Collateral Consequences for Licensed Practitioners and Nurses under Minn. Stat. 245C

Collateral consequences are those consequences of a criminal conviction that are not related to the actual sentence. Collateral consequences are the difficulties that a person has as a result of the criminal charge or conviction. For individuals in certain professions, such as nursing, there are some rather steep collateral consequences that could affect the profession.

Under Minnesota Statute 245C, background checks that are performed by the Department of health and Human Services could prevent an individual from being able to work as a registered nurse, licensed practical nurse, home health aide, or even being the guardian of an elderly patient.

Just the filing of certain criminal charges, especially gross misdemeanors and felonies, can result in an administrative process that could lead to administrative disqualification from practicing in the field.

In some cases, a person may ignore the administrative notice that is sent by the Department of Health and Human Services after they have been charged with a serious crime. All the agency has to establish is that the defendant committed the crime based on a “preponderance of the evidence.” Even an acquittal does not affect the decision that the agency has made. When a person hires aSt. Paul criminal defense attorney, their attorney will advise them of the possible notification from DHS so that appropriate steps are taken to protect the client in both criminal court and at the administrative level.

An offense, such as reckless driving may not result in any action, but criminal sexual conduct, DWI, assault, domestic assault, financial crimes, and drug abuse are all examples of crimes that can result in a criminal charge that can result in the ultimate collateral offense of not being able to practice as a nurse.

Under Minnesota Statute 245C.15, subdivision 1, a disqualifying crime includes all degrees lf murder, first and second-degree manslaughter, all forms of domestic assault, kidnapping, aggravated robbery, murder of an unborn child in all degrees, prostitution, all degrees and types of criminal sexual conduct, neglect or endangerment of a child, felony-level stalking, shooting at or inside a public transit facility or vehicle, indecent exposure involving a minor, and child pornography. Also considered a disqualifying offense is the aiding and abetting of someone who committed any of these crimes. The offense doesn’t have to occur in just Minnesota either.

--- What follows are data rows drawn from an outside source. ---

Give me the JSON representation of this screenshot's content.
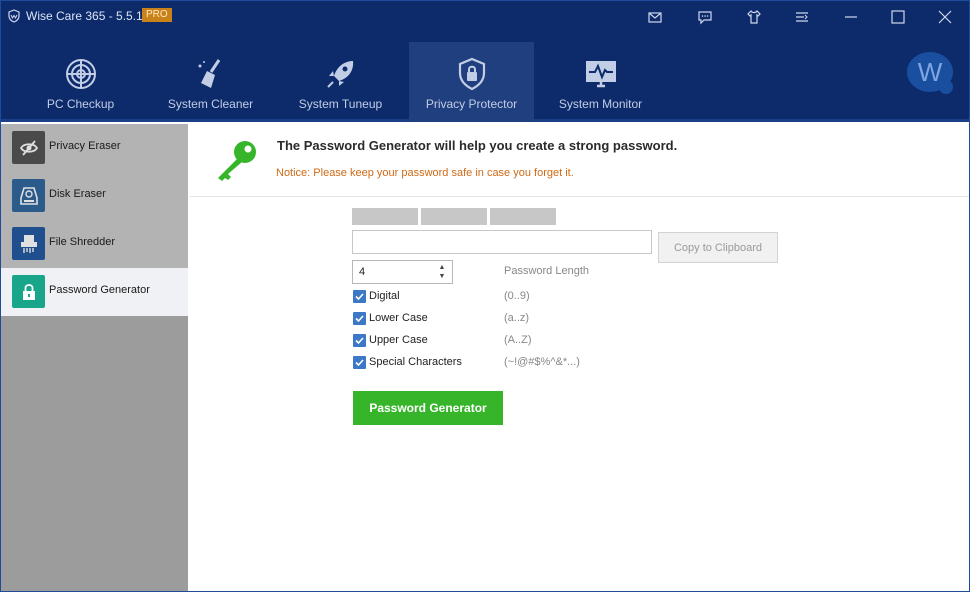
{
  "window": {
    "title": "Wise Care 365 - 5.5.1",
    "badge": "PRO"
  },
  "titlebar_icons": [
    "mail-icon",
    "feedback-icon",
    "skin-icon",
    "menu-icon",
    "minimize-icon",
    "maximize-icon",
    "close-icon"
  ],
  "nav": {
    "items": [
      {
        "label": "PC Checkup",
        "icon": "radar-icon"
      },
      {
        "label": "System Cleaner",
        "icon": "broom-icon"
      },
      {
        "label": "System Tuneup",
        "icon": "rocket-icon"
      },
      {
        "label": "Privacy Protector",
        "icon": "shield-lock-icon",
        "active": true
      },
      {
        "label": "System Monitor",
        "icon": "monitor-pulse-icon"
      }
    ],
    "avatar_letter": "W"
  },
  "sidebar": {
    "items": [
      {
        "label": "Privacy Eraser",
        "icon": "eye-slash-icon"
      },
      {
        "label": "Disk Eraser",
        "icon": "disk-icon"
      },
      {
        "label": "File Shredder",
        "icon": "shredder-icon"
      },
      {
        "label": "Password Generator",
        "icon": "lock-icon",
        "active": true
      }
    ]
  },
  "content": {
    "headline": "The Password Generator will help you create a strong password.",
    "notice": "Notice: Please keep your password safe in case you forget it.",
    "password_value": "",
    "copy_button": "Copy to Clipboard",
    "length_value": "4",
    "length_label": "Password Length",
    "options": [
      {
        "label": "Digital",
        "range": "(0..9)",
        "checked": true
      },
      {
        "label": "Lower Case",
        "range": "(a..z)",
        "checked": true
      },
      {
        "label": "Upper Case",
        "range": "(A..Z)",
        "checked": true
      },
      {
        "label": "Special Characters",
        "range": "(~!@#$%^&*...)",
        "checked": true
      }
    ],
    "generate_button": "Password Generator"
  },
  "colors": {
    "titlebar_bg": "#0d2b6b",
    "accent_green": "#36b52b",
    "notice_orange": "#d06a16",
    "checkbox_blue": "#3d78c6"
  }
}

When disqualification is based on a judge’s determination before any conviction could take place, the disqualification period begins from the date the court order is issued.

Subdivision 2 states that a person can be disqualified from practicing in the nursing profession permanently. They can also be disqualified if less than 15 years have passed since the sentence was discharged, if there was a sentence, in many of the crimes mentioned above (excluding murder and sex offenses), including specific white collar crimes.

The ten-year disqualification pertains primarily to misdemeanors, gross misdemeanors, and very few felonies. The crimes are minor compared to those resulting in permanent disqualification or 15 years of disqualification.

The seven-year disqualification, like the ten-year disqualification, pertains to certain misdemeanor and gross misdemeanor crimes, such as fourth-degree assault and receiving stolen property, but a person charged with first-degree assault may be subject to this disqualification depending on other circumstances surrounding the matter.

It is important to have the proper legal representation in place to fight the charges and the collateral consequences that could result in order to preserve one’s career.